Kate Kosmac, Ph.D. is a research assistant professor in the physical therapy department and works within Dr. Charlotte Peterson’s lab. Dr. Kosmac received her B.S. in biology at the University of Pittsburgh and her Ph.D in neuroscience at the University of Alabama Birmingham. Dr. Kosmac has background expertise performing histological and immunohistochemical (IHC) tissue characterization, utilizing wide field and confocal microscopy techniques and quantifying fluorescently labeled structures from digital images. She joined Dr. Peterson’s lab in 2015 and began applying her technical knowledge to ongoing projects aimed at understanding mechanisms of skeletal muscle adaptation to exercise, aging, frailty and disease.
As a research assistant professor with a background in both neuroscience and immunology, my experience identifying and characterizing monocyte and macrophage populations, have helped develop my primary research goal of understanding macrophage functions during skeletal muscle adaptations to exercise, aging and disease. Macrophages are highly adaptable immune cells with known roles in skeletal muscle repair and regeneration following acute injury. However, relatively little is known regarding resident muscle macrophage functions during muscle perturbations and mobility loss associated with aging or chronic injury associated with disease. Furthermore, describing how muscle macrophages may influence metabolic responses in muscle under disease conditions may shed light on new mechanisms underlying disease associated losses in muscle mass and subsequent diminutions in muscle function and mobility. Understanding skeletal muscle macrophage functions that ameliorate or exacerbate disease may lead to new therapeutic approaches capable of effectively preventing or restoring diminished muscle function.

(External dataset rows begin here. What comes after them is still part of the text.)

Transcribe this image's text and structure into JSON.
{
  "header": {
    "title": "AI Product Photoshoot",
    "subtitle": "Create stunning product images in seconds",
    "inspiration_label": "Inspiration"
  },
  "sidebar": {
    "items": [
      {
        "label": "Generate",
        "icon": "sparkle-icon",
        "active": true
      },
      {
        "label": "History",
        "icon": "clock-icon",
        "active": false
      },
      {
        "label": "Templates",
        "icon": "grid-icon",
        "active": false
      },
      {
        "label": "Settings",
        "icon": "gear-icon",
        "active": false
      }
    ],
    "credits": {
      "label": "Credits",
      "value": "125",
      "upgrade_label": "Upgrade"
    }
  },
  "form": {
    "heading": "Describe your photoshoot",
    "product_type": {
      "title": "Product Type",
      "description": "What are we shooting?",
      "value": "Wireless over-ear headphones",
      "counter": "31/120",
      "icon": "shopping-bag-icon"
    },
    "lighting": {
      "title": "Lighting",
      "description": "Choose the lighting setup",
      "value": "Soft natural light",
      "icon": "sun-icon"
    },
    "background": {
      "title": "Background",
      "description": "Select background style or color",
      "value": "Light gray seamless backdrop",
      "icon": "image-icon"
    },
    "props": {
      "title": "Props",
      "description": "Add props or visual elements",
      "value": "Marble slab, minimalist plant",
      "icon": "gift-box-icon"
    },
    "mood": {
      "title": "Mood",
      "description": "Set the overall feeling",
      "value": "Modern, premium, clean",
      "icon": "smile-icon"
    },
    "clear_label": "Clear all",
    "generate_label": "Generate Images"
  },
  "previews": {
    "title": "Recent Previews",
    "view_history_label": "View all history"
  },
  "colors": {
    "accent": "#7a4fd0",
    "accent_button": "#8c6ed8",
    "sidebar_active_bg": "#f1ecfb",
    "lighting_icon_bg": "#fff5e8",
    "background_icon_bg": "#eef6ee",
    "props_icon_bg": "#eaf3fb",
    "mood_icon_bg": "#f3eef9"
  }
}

Additionally, I participate in an ongoing collaboration with Northwestern University focused on understanding cellular and molecular mechanisms of skeletal muscle underlying diminished function and mobility loss with peripheral artery disease (PAD). PAD is common, affecting over 200 million people worldwide, and results in disability and loss of independence. PAD is hemodynamic in origin; however, skeletal muscle changes within the gastrocnemius (calf) have been documented and damage to calf muscle is recognized as a significant contributor to functional impairment. In collaboration with Dr. Mary McDermott and her team at Northwestern, we have identified novel cellular and morphological characteristics within the gastrocnemius muscle of patients with PAD. Identifying how muscle phenotype may predict individual patient responses to targeted intervention strategies, particularly exercise, will strengthen our understanding of personalized interventions most likely to produce effective, durable outcomes for patients suffering from PAD.